» **WHAT THE EXERCISE ASKS**: Could you return each line of the material that has "true" in it?

» **DATASET ENTRIES**:
# # # # #

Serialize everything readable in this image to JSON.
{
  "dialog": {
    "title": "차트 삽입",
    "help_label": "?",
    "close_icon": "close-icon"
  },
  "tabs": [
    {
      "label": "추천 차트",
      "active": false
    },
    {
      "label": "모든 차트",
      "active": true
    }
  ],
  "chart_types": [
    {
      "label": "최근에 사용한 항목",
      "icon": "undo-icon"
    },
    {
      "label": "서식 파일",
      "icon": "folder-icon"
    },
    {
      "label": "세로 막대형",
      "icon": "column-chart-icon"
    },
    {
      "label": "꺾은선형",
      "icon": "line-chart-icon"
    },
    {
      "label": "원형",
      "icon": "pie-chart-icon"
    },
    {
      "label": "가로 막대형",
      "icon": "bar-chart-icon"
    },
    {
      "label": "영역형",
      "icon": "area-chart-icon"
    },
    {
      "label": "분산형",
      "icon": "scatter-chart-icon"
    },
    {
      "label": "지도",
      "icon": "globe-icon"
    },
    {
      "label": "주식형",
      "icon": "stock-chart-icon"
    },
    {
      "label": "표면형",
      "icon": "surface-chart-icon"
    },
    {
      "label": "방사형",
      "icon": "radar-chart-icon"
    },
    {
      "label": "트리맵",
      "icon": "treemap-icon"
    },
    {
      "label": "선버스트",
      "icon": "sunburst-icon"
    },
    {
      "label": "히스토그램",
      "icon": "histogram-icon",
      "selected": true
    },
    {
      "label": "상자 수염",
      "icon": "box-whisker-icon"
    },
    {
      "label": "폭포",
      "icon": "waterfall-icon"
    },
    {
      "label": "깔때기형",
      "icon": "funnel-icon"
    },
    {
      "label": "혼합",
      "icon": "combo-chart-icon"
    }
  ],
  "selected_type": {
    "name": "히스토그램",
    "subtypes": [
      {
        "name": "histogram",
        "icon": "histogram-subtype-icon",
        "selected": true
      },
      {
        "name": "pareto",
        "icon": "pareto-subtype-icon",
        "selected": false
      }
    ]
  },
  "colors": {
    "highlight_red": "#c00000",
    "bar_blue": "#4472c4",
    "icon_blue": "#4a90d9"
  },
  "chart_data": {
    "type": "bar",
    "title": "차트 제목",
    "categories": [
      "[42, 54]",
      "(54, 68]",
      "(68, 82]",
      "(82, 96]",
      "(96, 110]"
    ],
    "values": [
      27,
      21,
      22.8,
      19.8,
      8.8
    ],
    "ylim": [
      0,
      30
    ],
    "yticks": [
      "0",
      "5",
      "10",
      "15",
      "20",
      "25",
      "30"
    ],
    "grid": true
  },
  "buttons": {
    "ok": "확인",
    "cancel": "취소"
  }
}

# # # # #

» **RESPONSE**:
      "active": true
      "selected": true
        "selected": true
    "grid": true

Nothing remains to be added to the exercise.